:: Exercise ::
Word for word, reproduce the records, keeping none of the pictures.

:: Records for processing ::

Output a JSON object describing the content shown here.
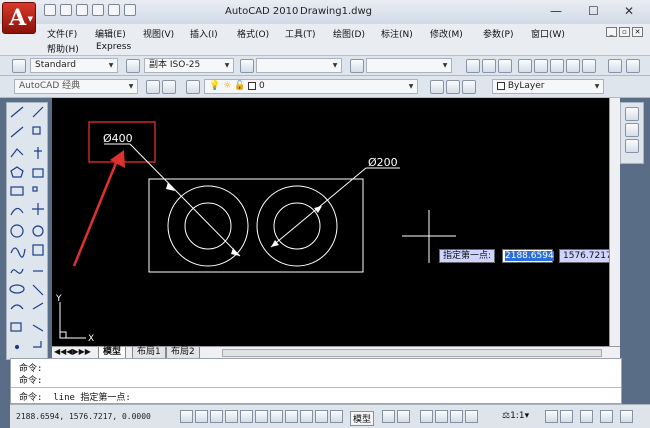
{
  "titlebar": {
    "app_title": "AutoCAD 2010",
    "doc_title": "Drawing1.dwg",
    "app_button_letter": "A",
    "minimize": "—",
    "maximize": "☐",
    "close": "✕"
  },
  "menubar": {
    "items": [
      "文件(F)",
      "编辑(E)",
      "视图(V)",
      "插入(I)",
      "格式(O)",
      "工具(T)",
      "绘图(D)",
      "标注(N)",
      "修改(M)",
      "参数(P)",
      "窗口(W)",
      "帮助(H)",
      "Express"
    ]
  },
  "styles_toolbar": {
    "text_style": "Standard",
    "dim_style": "副本 ISO-25"
  },
  "layers_toolbar": {
    "workspace": "AutoCAD 经典",
    "layer": "0",
    "linetype": "ByLayer"
  },
  "drawing": {
    "dim_small": "Ø400",
    "dim_large": "Ø200",
    "prompt_label": "指定第一点:",
    "input_x": "2188.6594",
    "input_y": "1576.7217",
    "ucs_x": "X",
    "ucs_y": "Y",
    "annotation_color": "#e03030",
    "geometry_color": "#ffffff",
    "highlight_color": "#2a6ed8"
  },
  "tabs": [
    "模型",
    "布局1",
    "布局2"
  ],
  "command": {
    "line1": "命令:",
    "line2": "命令:",
    "line3": "命令:  line 指定第一点:"
  },
  "status": {
    "coords": "2188.6594,  1576.7217,  0.0000",
    "model_label": "模型",
    "scale_label": "1:1"
  }
}
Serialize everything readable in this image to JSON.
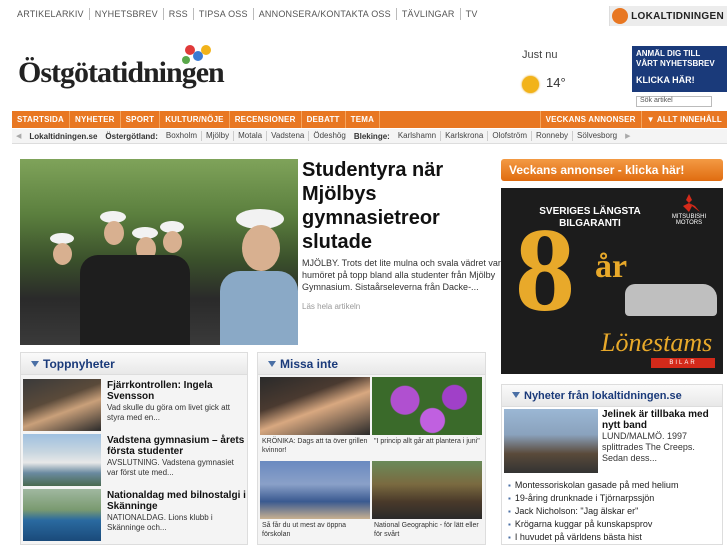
{
  "topbar": {
    "links": [
      "ARTIKELARKIV",
      "NYHETSBREV",
      "RSS",
      "TIPSA OSS",
      "ANNONSERA/KONTAKTA OSS",
      "TÄVLINGAR",
      "TV"
    ],
    "brand": "LOKALTIDNINGEN"
  },
  "header": {
    "masthead": "Östgötatidningen",
    "weather_label": "Just nu",
    "temperature": "14°",
    "newsletter_banner": {
      "line1": "ANMÄL DIG TILL",
      "line2": "VÅRT NYHETSBREV",
      "cta": "KLICKA HÄR!"
    },
    "search_placeholder": "Sök artikel"
  },
  "nav": {
    "items": [
      "STARTSIDA",
      "NYHETER",
      "SPORT",
      "KULTUR/NÖJE",
      "RECENSIONER",
      "DEBATT",
      "TEMA"
    ],
    "right_items": [
      "VECKANS ANNONSER",
      "▼ ALLT INNEHÅLL"
    ]
  },
  "subnav": {
    "lead": "Lokaltidningen.se",
    "region1": "Östergötland:",
    "region1_items": [
      "Boxholm",
      "Mjölby",
      "Motala",
      "Vadstena",
      "Ödeshög"
    ],
    "region2": "Blekinge:",
    "region2_items": [
      "Karlshamn",
      "Karlskrona",
      "Olofström",
      "Ronneby",
      "Sölvesborg"
    ]
  },
  "hero": {
    "title": "Studentyra när Mjölbys gymnasietreor slutade",
    "text": "MJÖLBY. Trots det lite mulna och svala vädret var humöret på topp bland alla studenter från Mjölby Gymnasium. Sistaårseleverna från Dacke-...",
    "more": "Läs hela artikeln"
  },
  "toppnyheter": {
    "title": "Toppnyheter",
    "items": [
      {
        "title": "Fjärrkontrollen: Ingela Svensson",
        "text": "Vad skulle du göra om livet gick att styra med en..."
      },
      {
        "title": "Vadstena gymnasium – årets första studenter",
        "text": "AVSLUTNING. Vadstena gymnasiet var först ute med..."
      },
      {
        "title": "Nationaldag med bilnostalgi i Skänninge",
        "text": "NATIONALDAG. Lions klubb i Skänninge och..."
      }
    ]
  },
  "missa": {
    "title": "Missa inte",
    "items": [
      {
        "caption": "KRÖNIKA: Dags att ta över grillen kvinnor!"
      },
      {
        "caption": "\"I princip allt går att plantera i juni\""
      },
      {
        "caption": "Så får du ut mest av öppna förskolan"
      },
      {
        "caption": "National Geographic - för lätt eller för svårt"
      }
    ]
  },
  "ads": {
    "header": "Veckans annonser - klicka här!",
    "slogan": "SVERIGES LÄNGSTA BILGARANTI",
    "big_number": "8",
    "big_unit": "år",
    "maker": "MITSUBISHI MOTORS",
    "dealer": "Lönestams",
    "dealer_sub": "BILAR"
  },
  "lokal": {
    "title": "Nyheter från lokaltidningen.se",
    "feature_title": "Jelinek är tillbaka med nytt band",
    "feature_text": "LUND/MALMÖ. 1997 splittrades The Creeps. Sedan dess...",
    "list": [
      "Montessoriskolan gasade på med helium",
      "19-åring drunknade i Tjörnarpssjön",
      "Jack Nicholson: \"Jag älskar er\"",
      "Krögarna kuggar på kunskapsprov",
      "I huvudet på världens bästa hist"
    ]
  },
  "colors": {
    "accent": "#e87722",
    "link": "#1a3a7a"
  }
}
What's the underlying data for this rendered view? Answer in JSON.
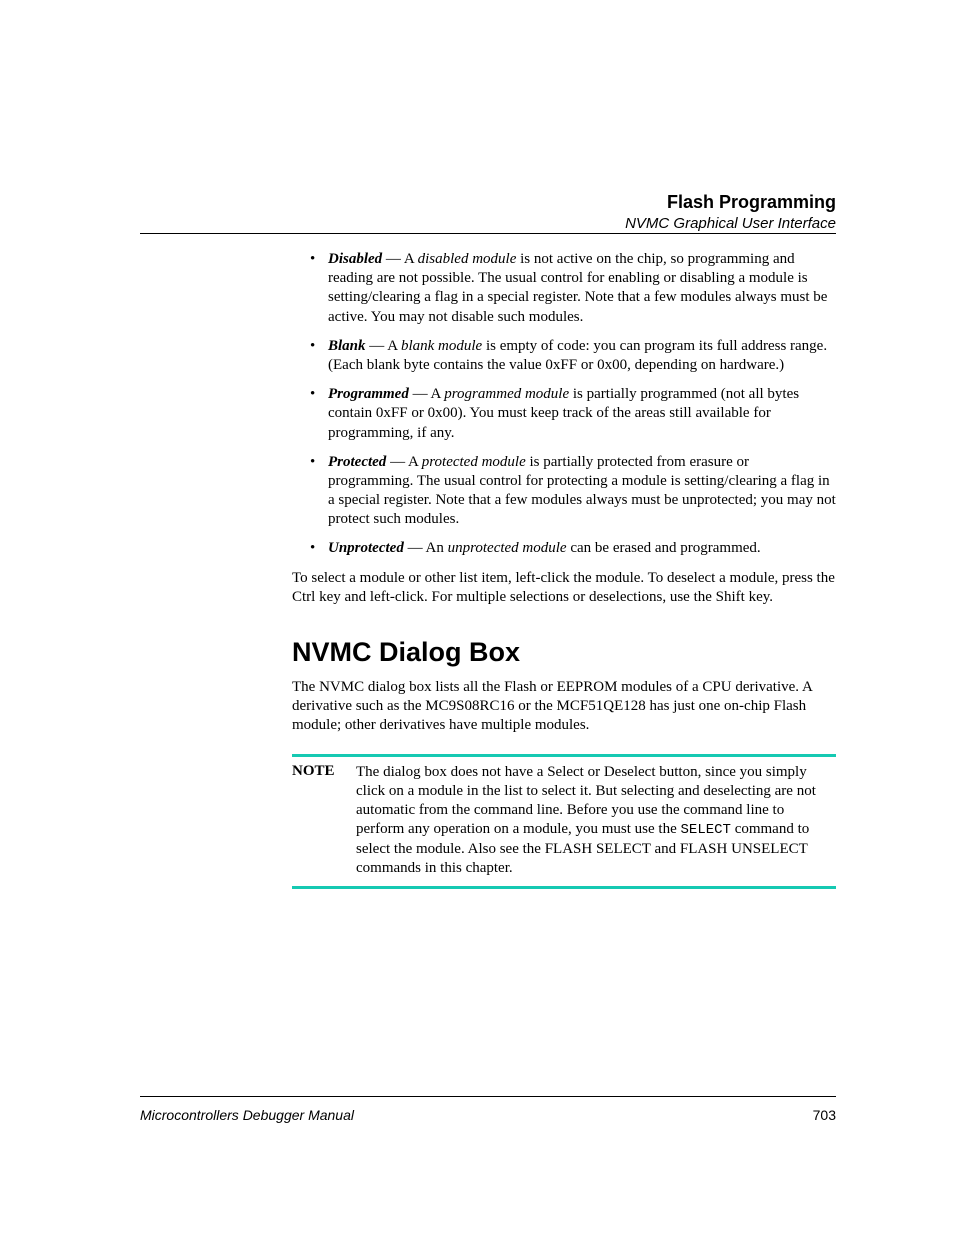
{
  "header": {
    "title": "Flash Programming",
    "subtitle": "NVMC Graphical User Interface"
  },
  "bullets": {
    "disabled": {
      "term": "Disabled",
      "sep": " — A ",
      "italic": "disabled module",
      "rest": " is not active on the chip, so programming and reading are not possible. The usual control for enabling or disabling a module is setting/clearing a flag in a special register. Note that a few modules always must be active. You may not disable such modules."
    },
    "blank": {
      "term": "Blank",
      "sep": " — A ",
      "italic": "blank module",
      "rest": " is empty of code: you can program its full address range. (Each blank byte contains the value 0xFF or 0x00, depending on hardware.)"
    },
    "programmed": {
      "term": "Programmed",
      "sep": " — A ",
      "italic": "programmed module",
      "rest": " is partially programmed (not all bytes contain 0xFF or 0x00). You must keep track of the areas still available for programming, if any."
    },
    "protected": {
      "term": "Protected",
      "sep": " — A ",
      "italic": "protected module",
      "rest": " is partially protected from erasure or programming. The usual control for protecting a module is setting/clearing a flag in a special register. Note that a few modules always must be unprotected; you may not protect such modules."
    },
    "unprotected": {
      "term": "Unprotected",
      "sep": " — An ",
      "italic": "unprotected module",
      "rest": " can be erased and programmed."
    }
  },
  "selection_para": "To select a module or other list item, left-click the module. To deselect a module, press the Ctrl key and left-click. For multiple selections or deselections, use the Shift key.",
  "section": {
    "heading": "NVMC Dialog Box",
    "intro": "The NVMC dialog box lists all the Flash or EEPROM modules of a CPU derivative. A derivative such as the MC9S08RC16 or the MCF51QE128 has just one on-chip Flash module; other derivatives have multiple modules."
  },
  "note": {
    "label": "NOTE",
    "text_pre": "The dialog box does not have a Select or Deselect button, since you simply click on a module in the list to select it. But selecting and deselecting are not automatic from the command line. Before you use the command line to perform any operation on a module, you must use the ",
    "cmd": "SELECT",
    "text_post": " command to select the module. Also see the FLASH SELECT and FLASH UNSELECT commands in this chapter."
  },
  "footer": {
    "left": "Microcontrollers Debugger Manual",
    "right": "703"
  }
}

:: Exercise solution ::
Output a JSON object describing the content shown here.
{
  "titlebar": {
    "app_title": "AutoCAD 2010",
    "doc_title": "Drawing1.dwg",
    "app_button_letter": "A",
    "minimize": "—",
    "maximize": "☐",
    "close": "✕"
  },
  "menubar": {
    "items": [
      "文件(F)",
      "编辑(E)",
      "视图(V)",
      "插入(I)",
      "格式(O)",
      "工具(T)",
      "绘图(D)",
      "标注(N)",
      "修改(M)",
      "参数(P)",
      "窗口(W)",
      "帮助(H)",
      "Express"
    ]
  },
  "styles_toolbar": {
    "text_style": "Standard",
    "dim_style": "副本 ISO-25"
  },
  "layers_toolbar": {
    "workspace": "AutoCAD 经典",
    "layer": "0",
    "linetype": "ByLayer"
  },
  "drawing": {
    "dim_small": "Ø400",
    "dim_large": "Ø200",
    "prompt_label": "指定第一点:",
    "input_x": "2188.6594",
    "input_y": "1576.7217",
    "ucs_x": "X",
    "ucs_y": "Y",
    "annotation_color": "#e03030",
    "geometry_color": "#ffffff",
    "highlight_color": "#2a6ed8"
  },
  "tabs": [
    "模型",
    "布局1",
    "布局2"
  ],
  "command": {
    "line1": "命令:",
    "line2": "命令:",
    "line3": "命令:  line 指定第一点:"
  },
  "status": {
    "coords": "2188.6594,  1576.7217,  0.0000",
    "model_label": "模型",
    "scale_label": "1:1"
  }
}
Serialize everything readable in this image to JSON.
{
  "topbar": {
    "links": [
      "ARTIKELARKIV",
      "NYHETSBREV",
      "RSS",
      "TIPSA OSS",
      "ANNONSERA/KONTAKTA OSS",
      "TÄVLINGAR",
      "TV"
    ],
    "brand": "LOKALTIDNINGEN"
  },
  "header": {
    "masthead": "Östgötatidningen",
    "weather_label": "Just nu",
    "temperature": "14°",
    "newsletter_banner": {
      "line1": "ANMÄL DIG TILL",
      "line2": "VÅRT NYHETSBREV",
      "cta": "KLICKA HÄR!"
    },
    "search_placeholder": "Sök artikel"
  },
  "nav": {
    "items": [
      "STARTSIDA",
      "NYHETER",
      "SPORT",
      "KULTUR/NÖJE",
      "RECENSIONER",
      "DEBATT",
      "TEMA"
    ],
    "right_items": [
      "VECKANS ANNONSER",
      "▼ ALLT INNEHÅLL"
    ]
  },
  "subnav": {
    "lead": "Lokaltidningen.se",
    "region1": "Östergötland:",
    "region1_items": [
      "Boxholm",
      "Mjölby",
      "Motala",
      "Vadstena",
      "Ödeshög"
    ],
    "region2": "Blekinge:",
    "region2_items": [
      "Karlshamn",
      "Karlskrona",
      "Olofström",
      "Ronneby",
      "Sölvesborg"
    ]
  },
  "hero": {
    "title": "Studentyra när Mjölbys gymnasietreor slutade",
    "text": "MJÖLBY. Trots det lite mulna och svala vädret var humöret på topp bland alla studenter från Mjölby Gymnasium. Sistaårseleverna från Dacke-...",
    "more": "Läs hela artikeln"
  },
  "toppnyheter": {
    "title": "Toppnyheter",
    "items": [
      {
        "title": "Fjärrkontrollen: Ingela Svensson",
        "text": "Vad skulle du göra om livet gick att styra med en..."
      },
      {
        "title": "Vadstena gymnasium – årets första studenter",
        "text": "AVSLUTNING. Vadstena gymnasiet var först ute med..."
      },
      {
        "title": "Nationaldag med bilnostalgi i Skänninge",
        "text": "NATIONALDAG. Lions klubb i Skänninge och..."
      }
    ]
  },
  "missa": {
    "title": "Missa inte",
    "items": [
      {
        "caption": "KRÖNIKA: Dags att ta över grillen kvinnor!"
      },
      {
        "caption": "\"I princip allt går att plantera i juni\""
      },
      {
        "caption": "Så får du ut mest av öppna förskolan"
      },
      {
        "caption": "National Geographic - för lätt eller för svårt"
      }
    ]
  },
  "ads": {
    "header": "Veckans annonser - klicka här!",
    "slogan": "SVERIGES LÄNGSTA BILGARANTI",
    "big_number": "8",
    "big_unit": "år",
    "maker": "MITSUBISHI MOTORS",
    "dealer": "Lönestams",
    "dealer_sub": "BILAR"
  },
  "lokal": {
    "title": "Nyheter från lokaltidningen.se",
    "feature_title": "Jelinek är tillbaka med nytt band",
    "feature_text": "LUND/MALMÖ. 1997 splittrades The Creeps. Sedan dess...",
    "list": [
      "Montessoriskolan gasade på med helium",
      "19-åring drunknade i Tjörnarpssjön",
      "Jack Nicholson: \"Jag älskar er\"",
      "Krögarna kuggar på kunskapsprov",
      "I huvudet på världens bästa hist"
    ]
  },
  "colors": {
    "accent": "#e87722",
    "link": "#1a3a7a"
  }
}
What's the underlying data for this rendered view? Answer in JSON.
{
  "header": {
    "title": "Flash Programming",
    "subtitle": "NVMC Graphical User Interface"
  },
  "bullets": {
    "disabled": {
      "term": "Disabled",
      "sep": " — A ",
      "italic": "disabled module",
      "rest": " is not active on the chip, so programming and reading are not possible. The usual control for enabling or disabling a module is setting/clearing a flag in a special register. Note that a few modules always must be active. You may not disable such modules."
    },
    "blank": {
      "term": "Blank",
      "sep": " — A ",
      "italic": "blank module",
      "rest": " is empty of code: you can program its full address range. (Each blank byte contains the value 0xFF or 0x00, depending on hardware.)"
    },
    "programmed": {
      "term": "Programmed",
      "sep": " — A ",
      "italic": "programmed module",
      "rest": " is partially programmed (not all bytes contain 0xFF or 0x00). You must keep track of the areas still available for programming, if any."
    },
    "protected": {
      "term": "Protected",
      "sep": " — A ",
      "italic": "protected module",
      "rest": " is partially protected from erasure or programming. The usual control for protecting a module is setting/clearing a flag in a special register. Note that a few modules always must be unprotected; you may not protect such modules."
    },
    "unprotected": {
      "term": "Unprotected",
      "sep": " — An ",
      "italic": "unprotected module",
      "rest": " can be erased and programmed."
    }
  },
  "selection_para": "To select a module or other list item, left-click the module. To deselect a module, press the Ctrl key and left-click. For multiple selections or deselections, use the Shift key.",
  "section": {
    "heading": "NVMC Dialog Box",
    "intro": "The NVMC dialog box lists all the Flash or EEPROM modules of a CPU derivative. A derivative such as the MC9S08RC16 or the MCF51QE128 has just one on-chip Flash module; other derivatives have multiple modules."
  },
  "note": {
    "label": "NOTE",
    "text_pre": "The dialog box does not have a Select or Deselect button, since you simply click on a module in the list to select it. But selecting and deselecting are not automatic from the command line. Before you use the command line to perform any operation on a module, you must use the ",
    "cmd": "SELECT",
    "text_post": " command to select the module. Also see the FLASH SELECT and FLASH UNSELECT commands in this chapter."
  },
  "footer": {
    "left": "Microcontrollers Debugger Manual",
    "right": "703"
  }
}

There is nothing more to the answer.